Task goal:
Take the line containing "What data populates" and every line after it in the data below, and print them exactly as given, with nothing else.

[Saved entries]
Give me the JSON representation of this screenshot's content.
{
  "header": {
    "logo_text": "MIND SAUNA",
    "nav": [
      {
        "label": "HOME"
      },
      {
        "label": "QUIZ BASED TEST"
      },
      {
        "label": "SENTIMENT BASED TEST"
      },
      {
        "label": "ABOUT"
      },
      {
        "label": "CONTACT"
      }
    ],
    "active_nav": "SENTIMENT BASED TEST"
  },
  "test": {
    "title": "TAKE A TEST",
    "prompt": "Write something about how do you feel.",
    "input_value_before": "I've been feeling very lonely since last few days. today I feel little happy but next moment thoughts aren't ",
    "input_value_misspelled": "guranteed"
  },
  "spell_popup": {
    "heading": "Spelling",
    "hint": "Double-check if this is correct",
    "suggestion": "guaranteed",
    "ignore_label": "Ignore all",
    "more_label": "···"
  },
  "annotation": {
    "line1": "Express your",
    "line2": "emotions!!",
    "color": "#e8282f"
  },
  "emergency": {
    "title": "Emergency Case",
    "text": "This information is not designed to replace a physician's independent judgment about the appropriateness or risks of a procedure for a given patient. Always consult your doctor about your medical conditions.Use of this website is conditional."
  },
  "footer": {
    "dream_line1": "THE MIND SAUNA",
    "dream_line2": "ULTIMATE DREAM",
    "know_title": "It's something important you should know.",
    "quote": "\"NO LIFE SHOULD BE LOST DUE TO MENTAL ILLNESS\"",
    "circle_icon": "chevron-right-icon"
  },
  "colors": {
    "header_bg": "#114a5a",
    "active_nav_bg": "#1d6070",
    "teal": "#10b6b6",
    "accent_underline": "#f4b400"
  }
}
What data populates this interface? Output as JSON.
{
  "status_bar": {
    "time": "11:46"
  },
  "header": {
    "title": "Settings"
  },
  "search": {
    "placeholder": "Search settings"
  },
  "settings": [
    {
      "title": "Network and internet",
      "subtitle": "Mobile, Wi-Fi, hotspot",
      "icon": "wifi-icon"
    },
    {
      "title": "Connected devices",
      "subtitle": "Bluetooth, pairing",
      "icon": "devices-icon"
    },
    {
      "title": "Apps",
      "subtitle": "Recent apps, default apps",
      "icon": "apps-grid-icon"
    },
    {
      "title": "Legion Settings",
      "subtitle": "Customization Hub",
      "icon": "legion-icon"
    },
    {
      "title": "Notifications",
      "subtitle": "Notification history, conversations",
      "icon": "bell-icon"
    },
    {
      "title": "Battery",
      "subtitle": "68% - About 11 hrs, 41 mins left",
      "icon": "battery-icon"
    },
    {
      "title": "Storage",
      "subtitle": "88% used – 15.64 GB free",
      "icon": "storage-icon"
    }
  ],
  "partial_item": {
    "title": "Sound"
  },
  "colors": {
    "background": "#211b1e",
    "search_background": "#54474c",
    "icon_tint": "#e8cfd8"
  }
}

Task response:
What data populates this interface? Output as JSON.
{
  "status_bar": {
    "time": "11:46"
  },
  "header": {
    "title": "Settings"
  },
  "search": {
    "placeholder": "Search settings"
  },
  "settings": [
    {
      "title": "Network and internet",
      "subtitle": "Mobile, Wi-Fi, hotspot",
      "icon": "wifi-icon"
    },
    {
      "title": "Connected devices",
      "subtitle": "Bluetooth, pairing",
      "icon": "devices-icon"
    },
    {
      "title": "Apps",
      "subtitle": "Recent apps, default apps",
      "icon": "apps-grid-icon"
    },
    {
      "title": "Legion Settings",
      "subtitle": "Customization Hub",
      "icon": "legion-icon"
    },
    {
      "title": "Notifications",
      "subtitle": "Notification history, conversations",
      "icon": "bell-icon"
    },
    {
      "title": "Battery",
      "subtitle": "68% - About 11 hrs, 41 mins left",
      "icon": "battery-icon"
    },
    {
      "title": "Storage",
      "subtitle": "88% used – 15.64 GB free",
      "icon": "storage-icon"
    }
  ],
  "partial_item": {
    "title": "Sound"
  },
  "colors": {
    "background": "#211b1e",
    "search_background": "#54474c",
    "icon_tint": "#e8cfd8"
  }
}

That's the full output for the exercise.